And with that, after seven years of being the founding principal of my incredible school, I left my job and co-founded TeachUNITED.  

My goal: provide training, resources, and support to any teacher, anywhere.

Part III: Unification/Transformation

What was one of your greatest obstacles?

We quickly realized that our biggest challenge was to create a standardized teacher coaching program that could both work anywhere and be human-centered enough to customize for local culture, language, and customs.  

For example, we set a goal of providing access to teacher support for all schools, including those off-the-grid or in “last mile” locations.  I remember visiting a partner school in Tanzania.  One of the lead teachers had been in the TeachUNITED program for a little under two years.  He had embraced the challenge of limiting his lectures and increasing student group work.  This teacher practiced a blended learning station-rotation model, and I watched in awe, knowing that this school had no internet, electricity, or running water.  He was designing lessons that were engaging with a tablet and offline server powered by solar panels.  It was amazing, and exactly what we had envisioned.

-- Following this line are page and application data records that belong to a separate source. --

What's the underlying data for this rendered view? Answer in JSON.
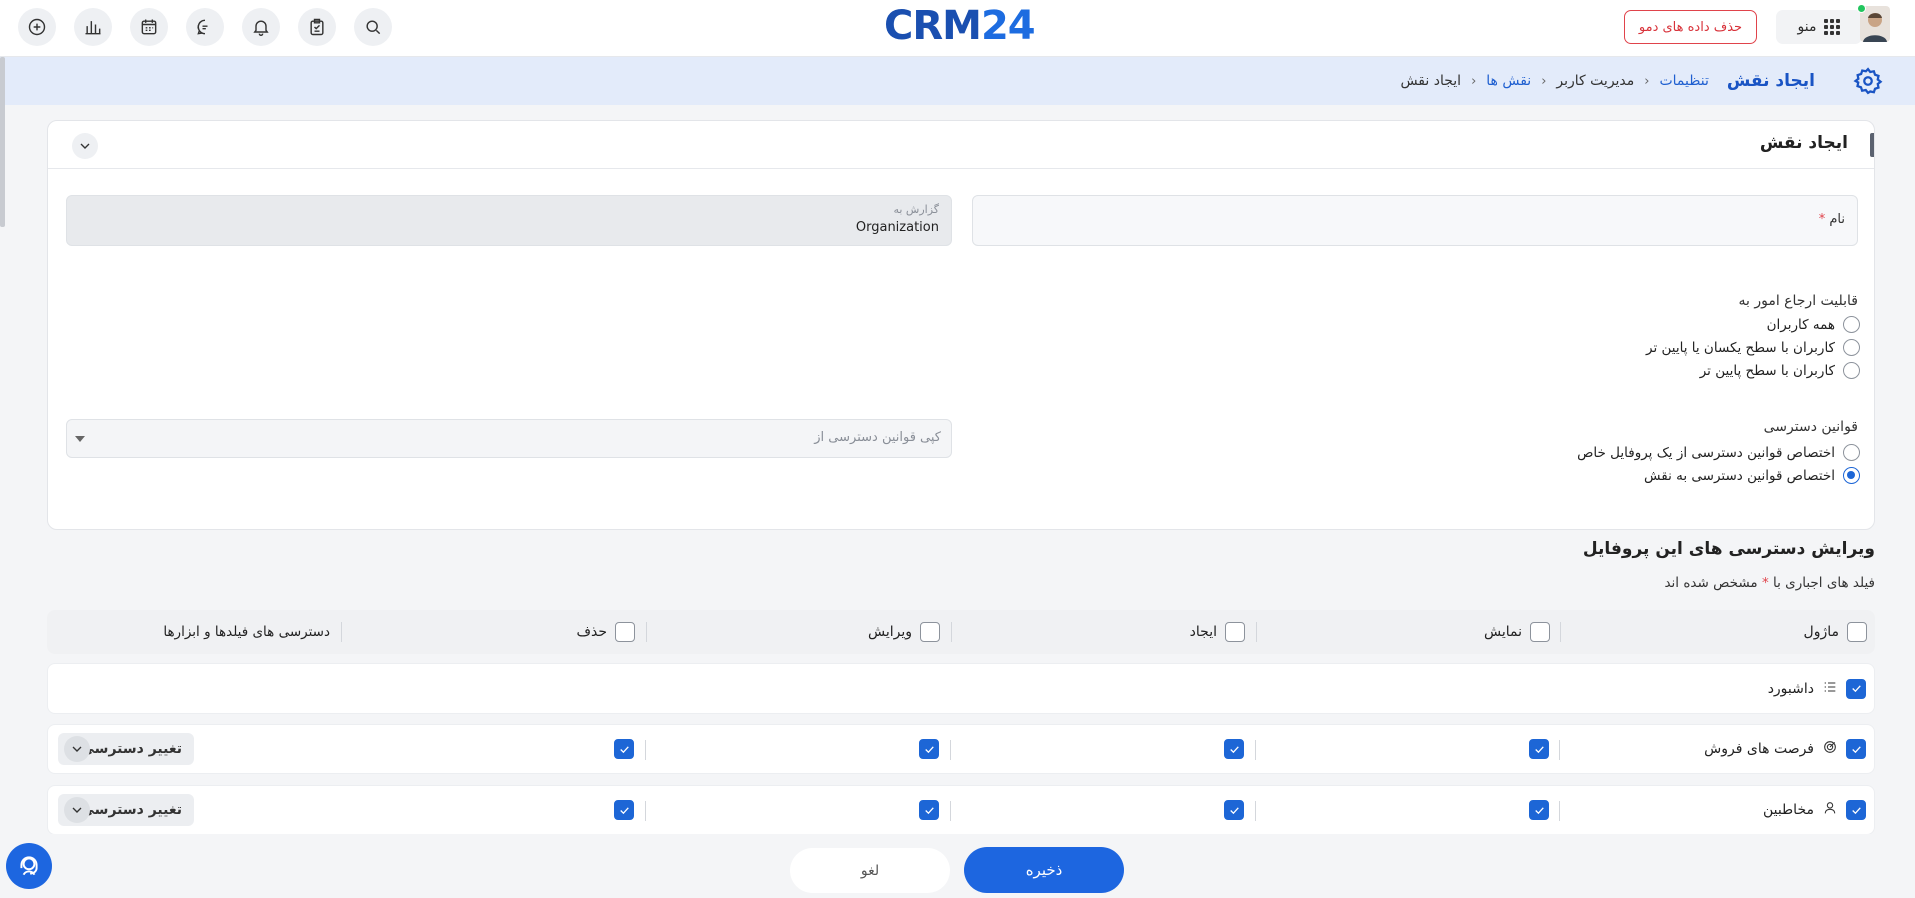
{
  "topbar": {
    "logo_crm": "CRM",
    "logo_24": "24",
    "demo_button": "حذف داده های دمو",
    "menu_label": "منو",
    "icons": [
      "add-icon",
      "chart-icon",
      "calendar-icon",
      "chat-icon",
      "bell-icon",
      "clipboard-icon",
      "search-icon"
    ]
  },
  "breadcrumb": {
    "title": "ایجاد نقش",
    "items": [
      "تنظیمات",
      "مدیریت کاربر",
      "نقش ها",
      "ایجاد نقش"
    ]
  },
  "form": {
    "card_title": "ایجاد نقش",
    "name_label": "نام",
    "required_mark": "*",
    "report_to_label": "گزارش به",
    "report_to_value": "Organization",
    "assign_label": "قابلیت ارجاع امور به",
    "assign_options": [
      "همه کاربران",
      "کاربران با سطح یکسان یا پایین تر",
      "کاربران با سطح پایین تر"
    ],
    "access_label": "قوانین دسترسی",
    "access_options": [
      "اختصاص قوانین دسترسی از یک پروفایل خاص",
      "اختصاص قوانین دسترسی به نقش"
    ],
    "access_selected": 1,
    "copy_placeholder": "کپی قوانین دسترسی از"
  },
  "permissions": {
    "title": "ویرایش دسترسی های این پروفایل",
    "note_prefix": "فیلد های اجباری با",
    "note_suffix": "مشخص شده اند",
    "headers": {
      "module": "ماژول",
      "view": "نمایش",
      "create": "ایجاد",
      "edit": "ویرایش",
      "delete": "حذف",
      "fields": "دسترسی های فیلدها و ابزارها"
    },
    "rows": [
      {
        "name": "داشبورد",
        "icon": "list-icon"
      },
      {
        "name": "فرصت های فروش",
        "icon": "target-icon",
        "change_label": "تغییر دسترسی"
      },
      {
        "name": "مخاطبین",
        "icon": "user-icon",
        "change_label": "تغییر دسترسی"
      }
    ]
  },
  "actions": {
    "save": "ذخیره",
    "cancel": "لغو"
  },
  "colors": {
    "accent": "#1d66e0",
    "danger": "#d8323a",
    "breadcrumb_bg": "#e3ebfa"
  }
}
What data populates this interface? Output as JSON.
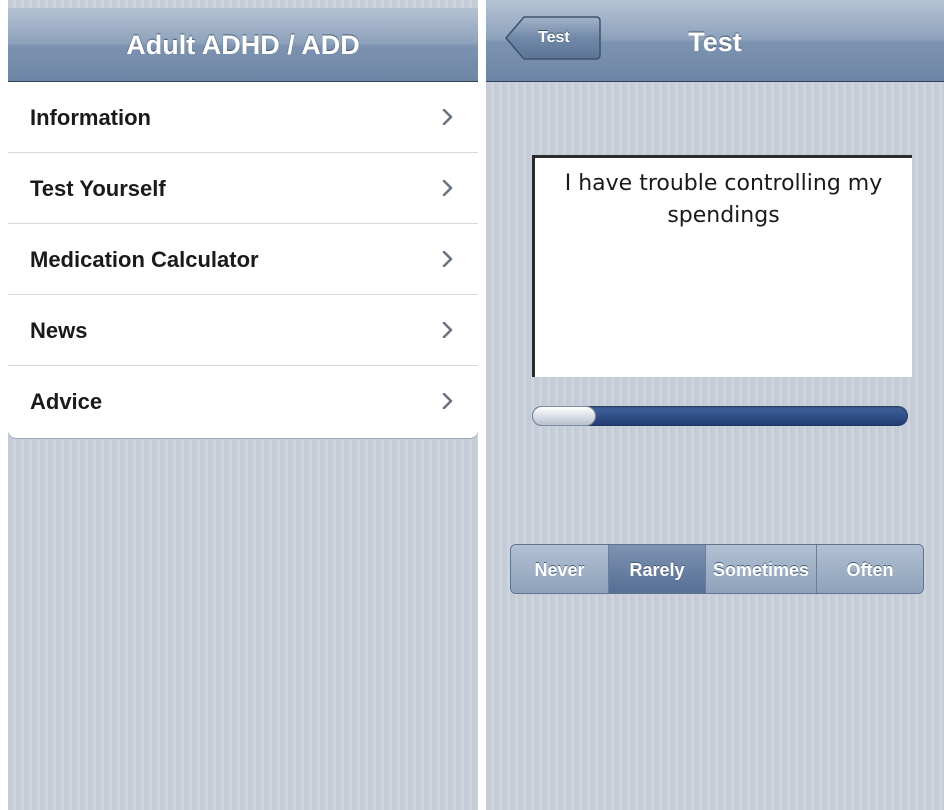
{
  "left_screen": {
    "title": "Adult ADHD / ADD",
    "menu_items": [
      {
        "label": "Information",
        "icon": "chevron-right-icon"
      },
      {
        "label": "Test Yourself",
        "icon": "chevron-right-icon"
      },
      {
        "label": "Medication Calculator",
        "icon": "chevron-right-icon"
      },
      {
        "label": "News",
        "icon": "chevron-right-icon"
      },
      {
        "label": "Advice",
        "icon": "chevron-right-icon"
      }
    ]
  },
  "right_screen": {
    "title": "Test",
    "back_button_label": "Test",
    "question": "I have trouble controlling my spendings",
    "progress_fraction": 0.17,
    "answer_options": [
      "Never",
      "Rarely",
      "Sometimes",
      "Often"
    ],
    "selected_option": "Rarely"
  },
  "colors": {
    "navbar": "#7c93b0",
    "background": "#c5ccd6",
    "progress_track": "#1f3a6f",
    "segment_selected": "#566f94"
  }
}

That afternoon, I joined one of his students at her home. It was a two hour walk from the school, but she was thrilled to join us in the car that day.  Nimbris told me how much she enjoyed the new lessons, including group work and using technology. Her home was a small boma made of mud, sticks, and fire ash, and she completed her homework using a single solar lamp.  Like her teacher, I was in awe of Nimbris’ perseverance.  She casually mentioned that most girls in her village would get married and have babies soon (she was 15).  But she wanted to become a nurse.  Around dusk, we were wrapping up our visit, and she remembered that she had to round up the goats into their pen.  The reason — the lions would be coming by soon.  

I’m sorry… the what?!?!?!

Share one of your greatest triumphs and most memorable defeat and how you prevailed.

I looked around, admittedly a bit nervous, and realized that there were still kids walking home from school (remember – two hours).

Was I crazy for thinking a teacher training program could really have an impact when kids have to think about getting their chores done before the lions come by?!  

OR was there an opportunity to make systemic changes that gave girls like Nimbris an opportunity to dream bigger?  

I looked from Nimbris to my own 15-year-old daughter who had joined me on the trip.  I wasn’t just the Executive Director of an NGO.  I was a mom.  That moment was a turning point for me and the value I placed on creating an equitable education system.  

Part IV: Road Back/Hero’s Return

What was one of your most significant transformations? (For the people you are serving and in community with, but also your own.)

Our team dove right in with a focus on rural communities where the resource gap and teaching crisis is most acute.  Over the last three and a half years, small local teams were hired and our teacher coaching program was fully launched.  We meticulously reviewed student and teacher academic data and engagement results.  The first few times our research team reviewed our student outcome data, we actually thought there must be a mistake.  Schools were jumping in district rankings and girls were graduating at twice the rates as previous years.  Could teachers really embrace instructional coaching this much?  Could kids really make this much growth in just 1-2 years?   Short answer: yes.  Our schools were crushing it.

Just three years later, we went from 7 pilot sites to more than 60 partner schools; we coach over 200 teachers, and reach more than 18,500 children.  Our new goal: Reach a half million children in support of United Nations’ Sustainable Development Goal #4: Quality Education.  At TeachUNITED, we know changing the world for children means supporting every teacher, everywhere.

And that’s exactly what we intend to do.

Learn more about Heather Hiebsch here and leave comments!